Even though their characters begin the film as mortal enemies, there was nothing but love from Blunt toward Ferguson. She lauds: “Rebecca has the most beautiful, expressive face, and she’s able to reveal so much with so little. I’m thrilled she was cast as Anna because that could easily have been a derivative part—the new blonde wife in a cashmere sweater who’s the perfect mother. Rebecca brought a lot of the struggle of that life of being a stay-at-home mom.”

Now playing across the Philippines, “The Girl on the Train” is distributed by United International Pictures through Columbia Pictures.
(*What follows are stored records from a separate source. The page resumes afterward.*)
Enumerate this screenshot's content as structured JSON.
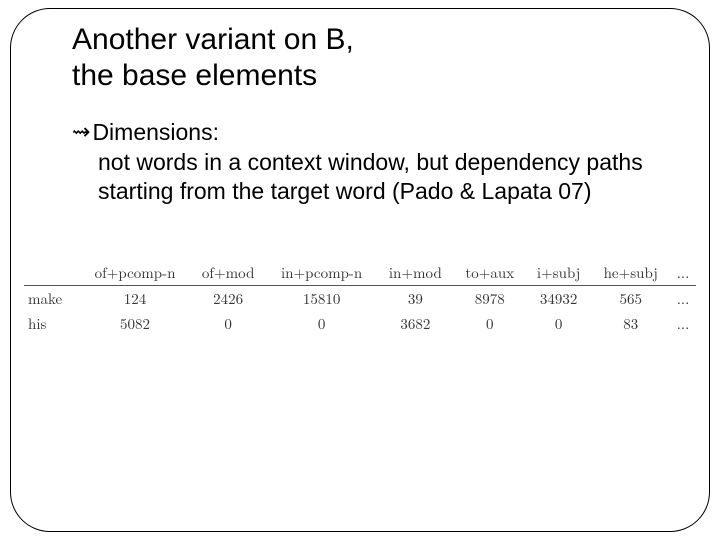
{
  "title_line1": "Another variant on B,",
  "title_line2": "the base elements",
  "bullet": {
    "head": "Dimensions:",
    "body": "not words in a context window, but dependency paths starting from the target word (Pado & Lapata 07)"
  },
  "chart_data": {
    "type": "table",
    "columns": [
      "of+pcomp-n",
      "of+mod",
      "in+pcomp-n",
      "in+mod",
      "to+aux",
      "i+subj",
      "he+subj"
    ],
    "ellipsis": "...",
    "rows": [
      {
        "label": "make",
        "values": [
          124,
          2426,
          15810,
          39,
          8978,
          34932,
          565
        ]
      },
      {
        "label": "his",
        "values": [
          5082,
          0,
          0,
          3682,
          0,
          0,
          83
        ]
      }
    ]
  }
}
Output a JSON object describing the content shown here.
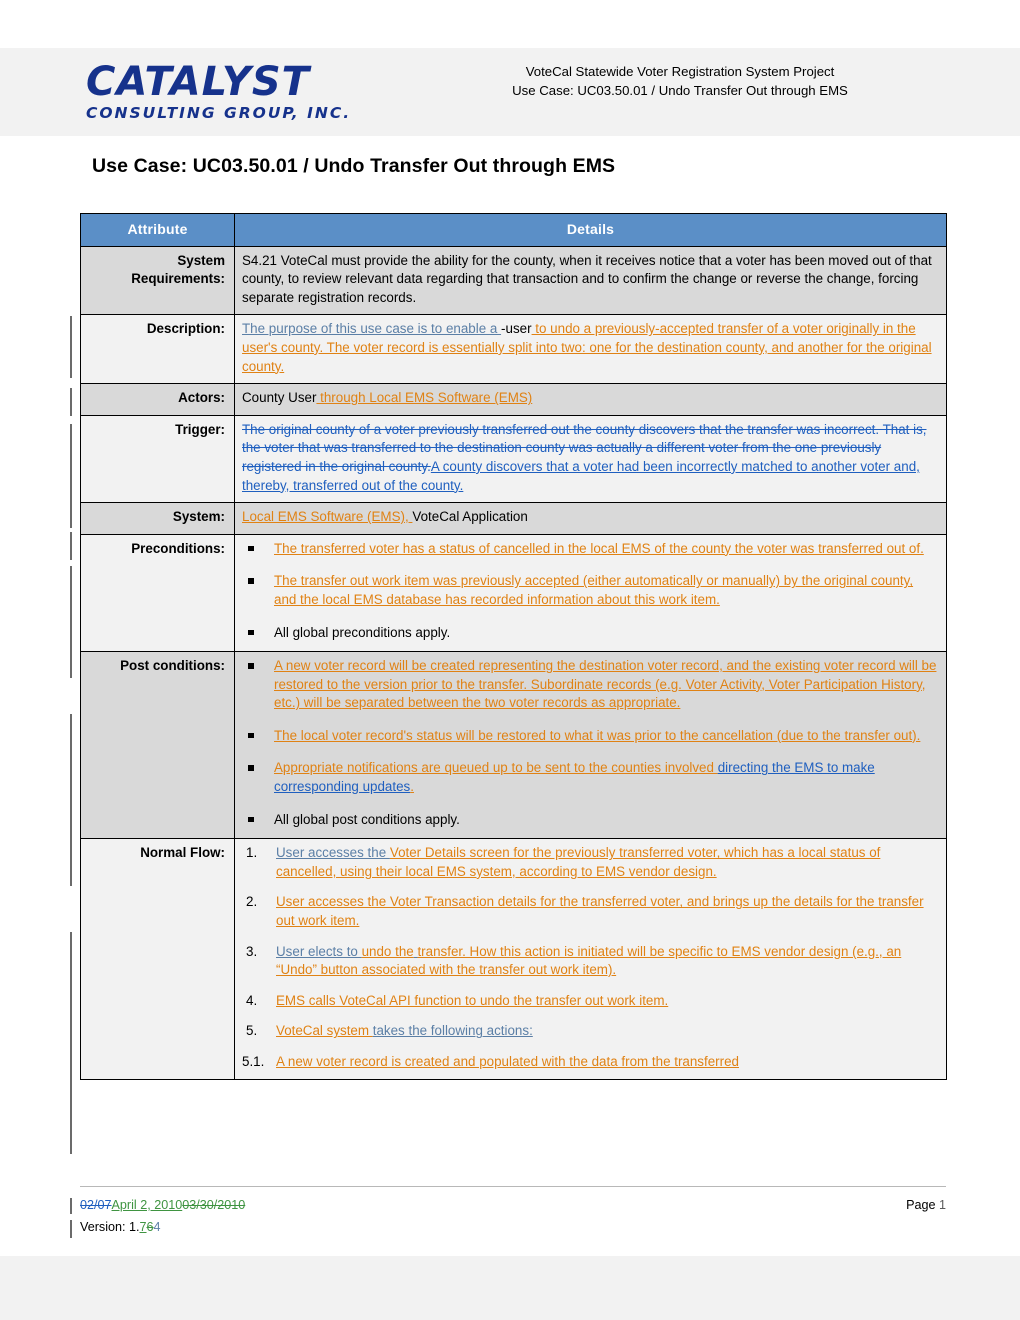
{
  "header": {
    "logo_main": "CATALYST",
    "logo_sub": "CONSULTING GROUP, INC.",
    "project_line": "VoteCal Statewide Voter Registration System Project",
    "usecase_line": "Use Case: UC03.50.01 / Undo Transfer Out through EMS"
  },
  "title": "Use Case: UC03.50.01 / Undo Transfer Out through EMS",
  "table": {
    "columns": [
      "Attribute",
      "Details"
    ],
    "rows": {
      "system_requirements": {
        "label": "System Requirements:",
        "text": "S4.21 VoteCal must provide the ability for the county, when it receives notice that a voter has been moved out of that county, to review relevant data regarding that transaction and to confirm the change or reverse the change, forcing separate registration records."
      },
      "description": {
        "label": "Description:",
        "ins_slate": "The purpose of this use case is to enable a ",
        "del_plain": "-user",
        "ins_orange": " to undo a previously-accepted transfer of a voter originally in the user's county.  The voter record is essentially split into two: one for the destination county, and another for the original county."
      },
      "actors": {
        "label": "Actors:",
        "plain": "County User",
        "ins_orange": " through Local EMS Software (EMS)"
      },
      "trigger": {
        "label": "Trigger:",
        "del_blue": "The original county of a voter previously transferred out the county discovers that the transfer was incorrect.  That is, the voter that was transferred to the destination county was actually a different voter from the one previously registered in the original county.",
        "ins_blue": "A county discovers that a voter had been incorrectly matched to another voter and, thereby, transferred out of the county."
      },
      "system": {
        "label": "System:",
        "ins_orange": "Local EMS Software (EMS), ",
        "plain": "VoteCal Application"
      },
      "preconditions": {
        "label": "Preconditions:",
        "items": [
          {
            "style": "ins_orange",
            "text": "The transferred voter has a status of cancelled in the local EMS of the county the voter was transferred out of."
          },
          {
            "style": "ins_orange",
            "text": "The transfer out work item was previously accepted (either automatically or manually) by the original county, and the local EMS database has recorded information about this work item."
          },
          {
            "style": "plain",
            "text": "All global preconditions apply."
          }
        ]
      },
      "post_conditions": {
        "label": "Post conditions:",
        "items": [
          {
            "style": "ins_orange",
            "text": "A new voter record will be created representing the destination voter record, and the existing voter record will be restored to the version prior to the transfer.  Subordinate records (e.g. Voter Activity, Voter Participation History, etc.) will be separated between the two voter records as appropriate."
          },
          {
            "style": "ins_orange",
            "text": "The local voter record's status will be restored to what it was prior to the cancellation (due to the transfer out)."
          },
          {
            "style": "mixed",
            "orange_a": "Appropriate notifications are queued up to be sent to the counties involved ",
            "blue": "directing the EMS to make corresponding updates",
            "orange_b": "."
          },
          {
            "style": "plain",
            "text": "All global post conditions apply."
          }
        ]
      },
      "normal_flow": {
        "label": "Normal Flow:",
        "items": [
          {
            "num": "1.",
            "slate": "User accesses the ",
            "orange": "Voter Details screen for the previously transferred voter, which has a local status of cancelled, using their local EMS system, according to EMS vendor design."
          },
          {
            "num": "2.",
            "slate": "",
            "orange": "User accesses the Voter Transaction details for the transferred voter, and brings up the details for the transfer out work item."
          },
          {
            "num": "3.",
            "slate": "User elects to ",
            "orange_mid": "undo the",
            "slate_mid": " ",
            "orange": "transfer. How this action is initiated will be specific to EMS vendor design (e.g., an “Undo” button associated with the transfer out work item)."
          },
          {
            "num": "4.",
            "slate": "",
            "orange": "EMS calls VoteCal API function to undo the transfer out work item."
          },
          {
            "num": "5.",
            "orange_lead": "VoteCal system ",
            "slate_tail": "takes the following actions:"
          }
        ],
        "sub_item": {
          "num": "5.1.",
          "orange": "A new voter record is created and populated with the data from the transferred"
        }
      }
    }
  },
  "footer": {
    "date_del_blue": "02/07",
    "date_ins_green": "April 2, 2010",
    "date_del_green": "03/30/2010",
    "version_label": "Version: 1.",
    "version_ins_green": "7",
    "version_del_green": "6",
    "version_tail": "4",
    "page_label": "Page ",
    "page_number": "1"
  }
}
Award-winning sexy surfing film ‘Apocalypse Child’ boasts sterling cast, breathtaking spots

Surfing in the Philippines has never been so sexy—and so cinematic—than in the critically-acclaimed Filipino film “Apocalypse Child” which opens in cinemas nationwide on October 26.
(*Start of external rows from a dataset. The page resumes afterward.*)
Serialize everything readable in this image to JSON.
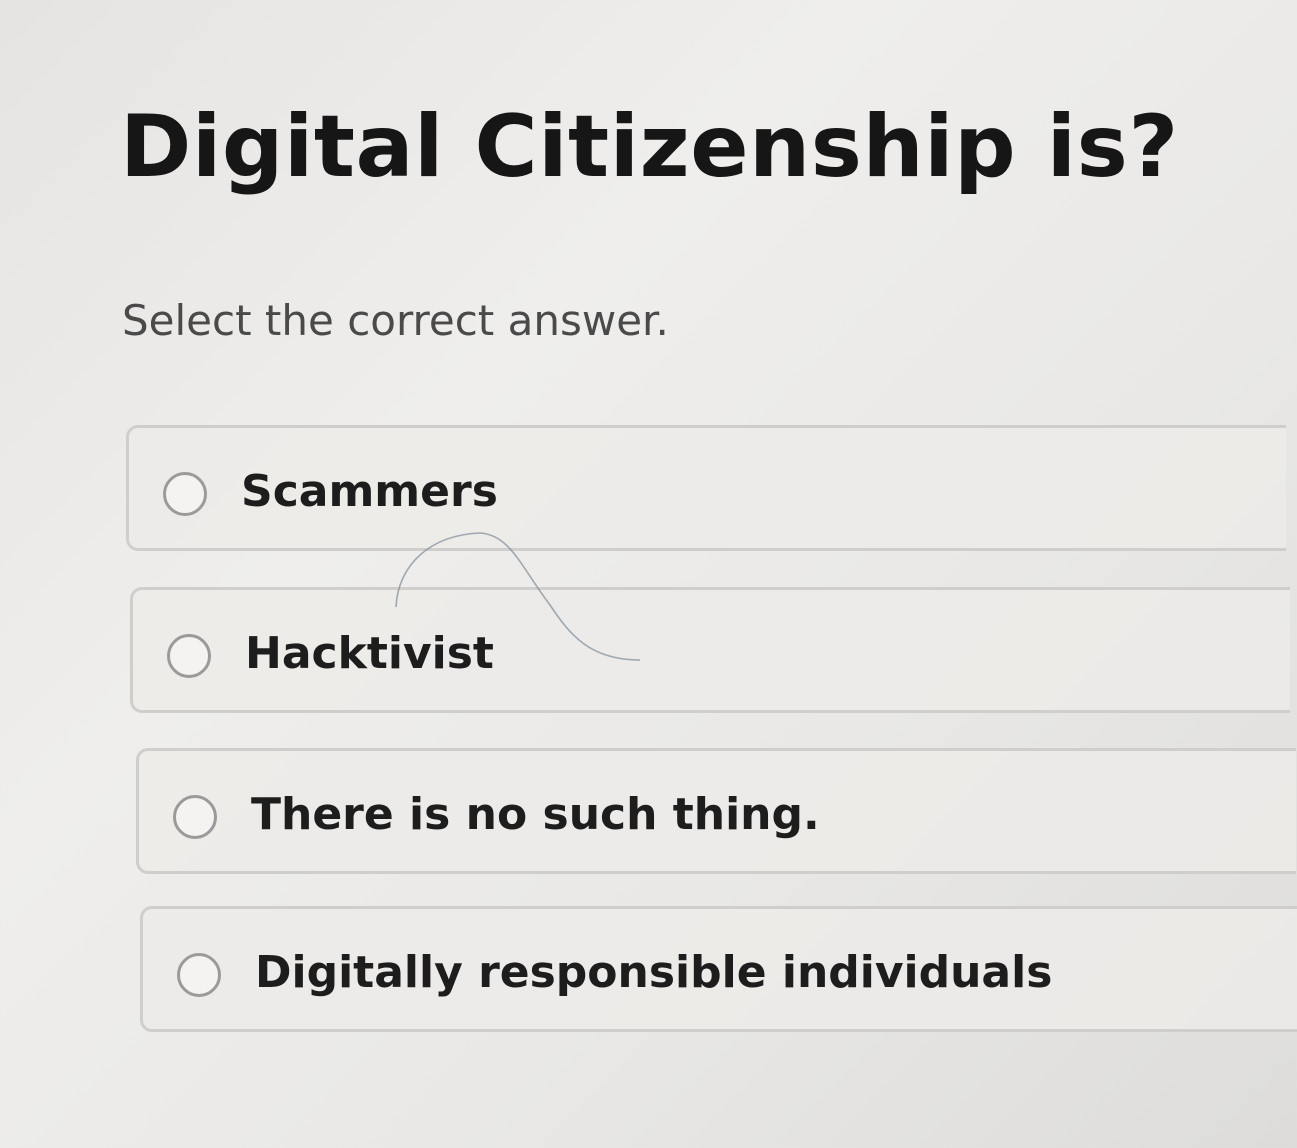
{
  "question": {
    "title": "Digital Citizenship is?",
    "instruction": "Select the correct answer."
  },
  "options": [
    {
      "label": "Scammers",
      "selected": false
    },
    {
      "label": "Hacktivist",
      "selected": false
    },
    {
      "label": "There is no such thing.",
      "selected": false
    },
    {
      "label": "Digitally responsible individuals",
      "selected": false
    }
  ]
}
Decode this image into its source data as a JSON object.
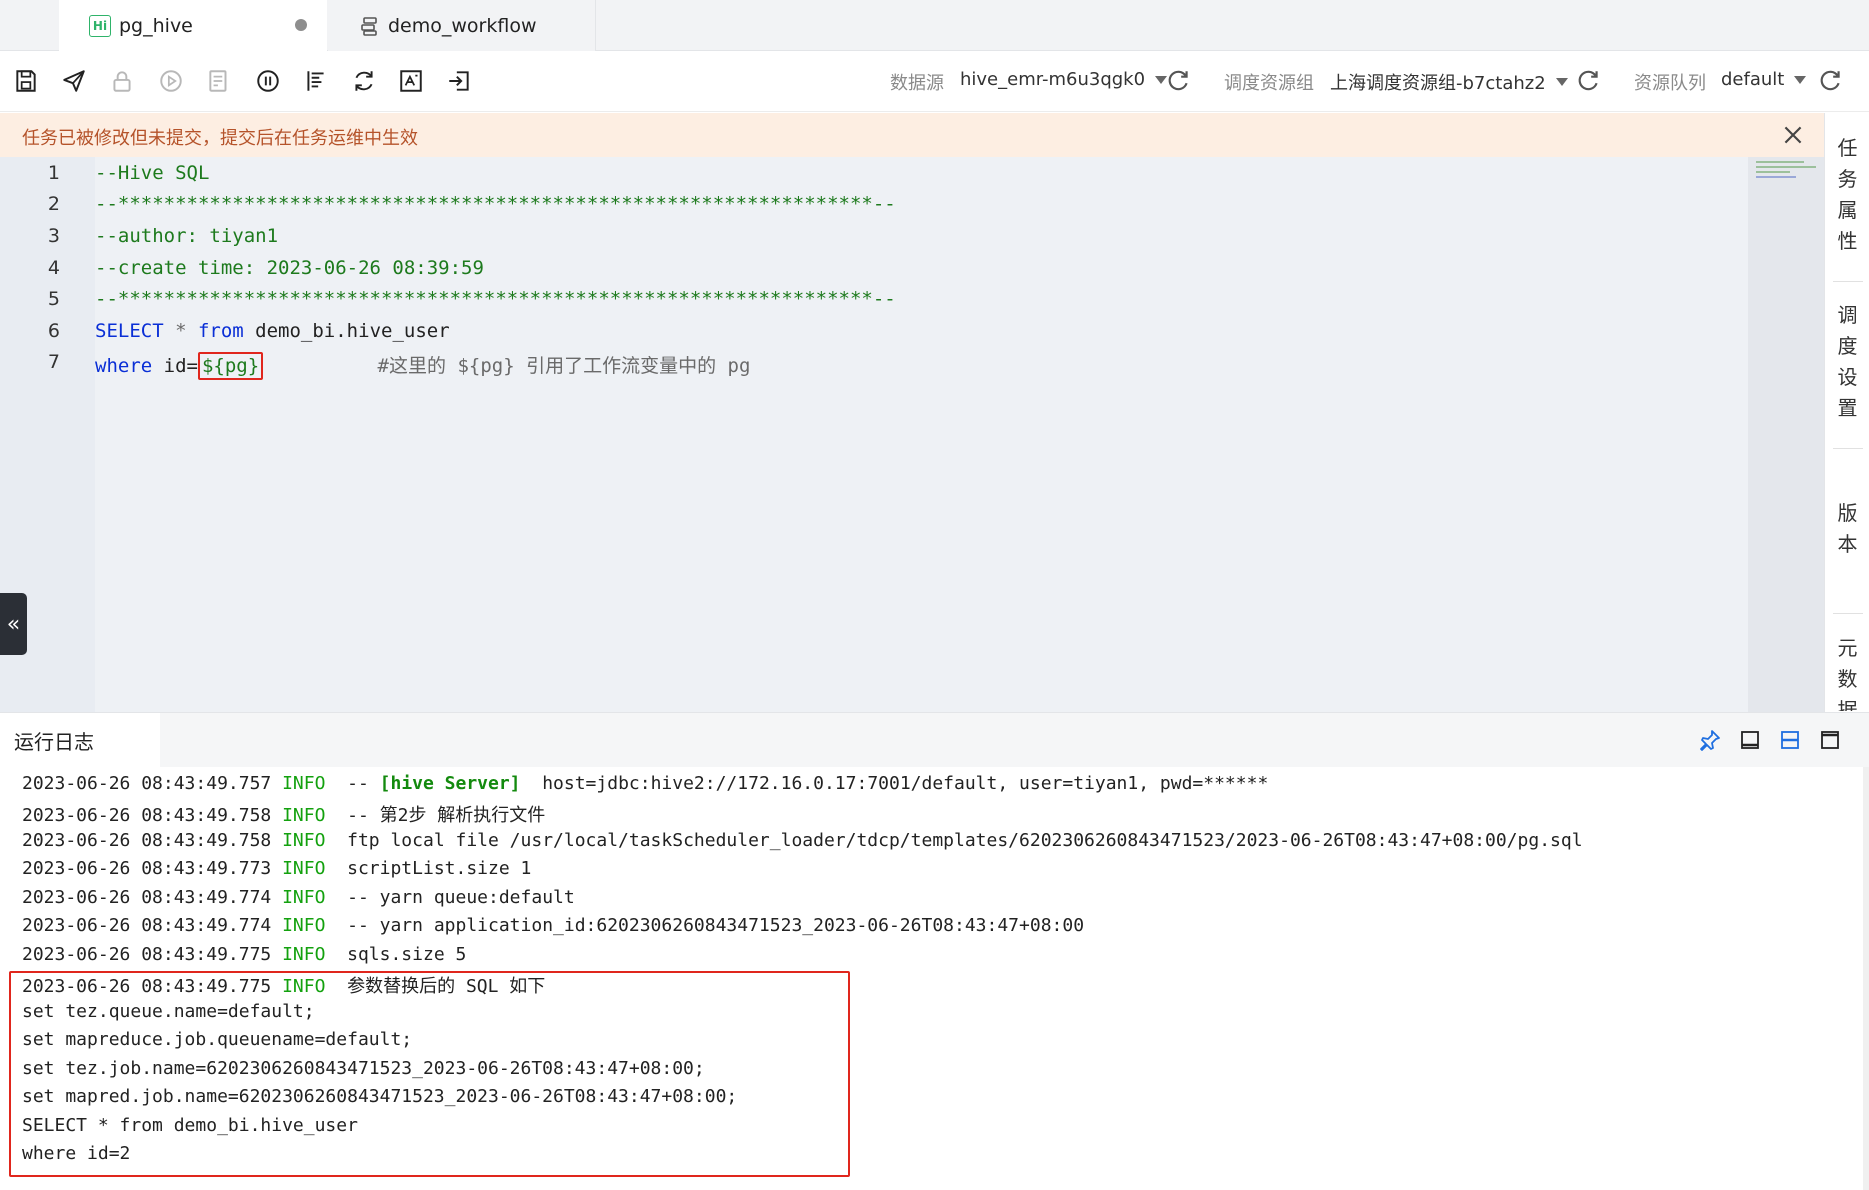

Everyone in the ensemble cast is known for their acting prowess: Sid Lucero who plays Ford, the surfing instructor; RK Bagatsing who plays Rich, the soon-to-be-wed congressman; Gwen Zamora as Serena, the fiancée with a dark past, Annicka Dolonius as Fiona, the girl visiting from the States; Archie Alemania as Jordan, the sensible kabarkada; and Ana Abad Santos, the hip mom.

All major cast were nominated in the latest Urian Awards and Film Academy of the Philippines (FAP) Luna Awards. Ana bagged two Best Supporting Actress trophies for Apocalypse Child—one from the Urian and the FAP.

The story is about Ford who’s been told all his life that he is the son of a famous American film director. This often-repeated tale takes a dramatic turn when Rich facilitates a paternity test so that Ford’s celebrity-father finally acknowledges him. “It’s about how people tell themselves stories that may or may not be true, but it’s the story they know so they will stick to it,” explains director Mario Cornejo.

What is definitely true is that Apocalypse Child is one of the most applauded Filipino films of 2015. Since its debut at the 3rd QCinema International Film Festival (where it won four awards, including Best Picture), Apocalypse Child has received numerous nominations from local award-giving bodies, and has consistently been cited as among the best Filipino films of 2015. It has been screened at international filmfests: Udine Far East Film Festival, New York Asian Film Festival, Bucheon Fantasy Film Festival, Silk Screen Asian Film Festival, Hawaii International Film Festival, Five Flavours Film Film Festival, Silk Road International Film Festival.

Topnotch Filipino filmmakers have praised it. Lav Diaz, whose Ang Babaeng Humayo (The Woman Who Left) won the Golden Lion prize at the Venice International Film Festival, said of Apocalypse Child, “Cool. Cool siya!”

In a message posted on his Facebook account, Heneral Luna writer-director Jerrold Tarog urged the public to watch Apocalypse Child, citing it as “one of the best local films ever.”

Reaffirming the movie’s must-see status is its very beautiful setting. Apocalypse Child was shot entirely in Baler which is described as a haven for surfers. Spot.ph elaborates, “The film doesn’t just delve into the province’s laidback surfing culture, it also gives you a glimpse at fantastic views of Canili Dam, Secret Spot, Aniao and Lindy’s Point.”

Apocalypse Child is written by Mario Cornejo and Monster Jimenez, produced by Monster Jimenez with executive producers Aurora Oreta and Michelle Dinglasan-Tomacruz. It is supported by Belo Sun Expert. For updates about the movie, like the Apocalypse Child Facebook page, check out apocalypsechild.com.

Opening across the Philippines on October 26, 2016, “Apocalypse Child” is released and distributed by Solar Pictures.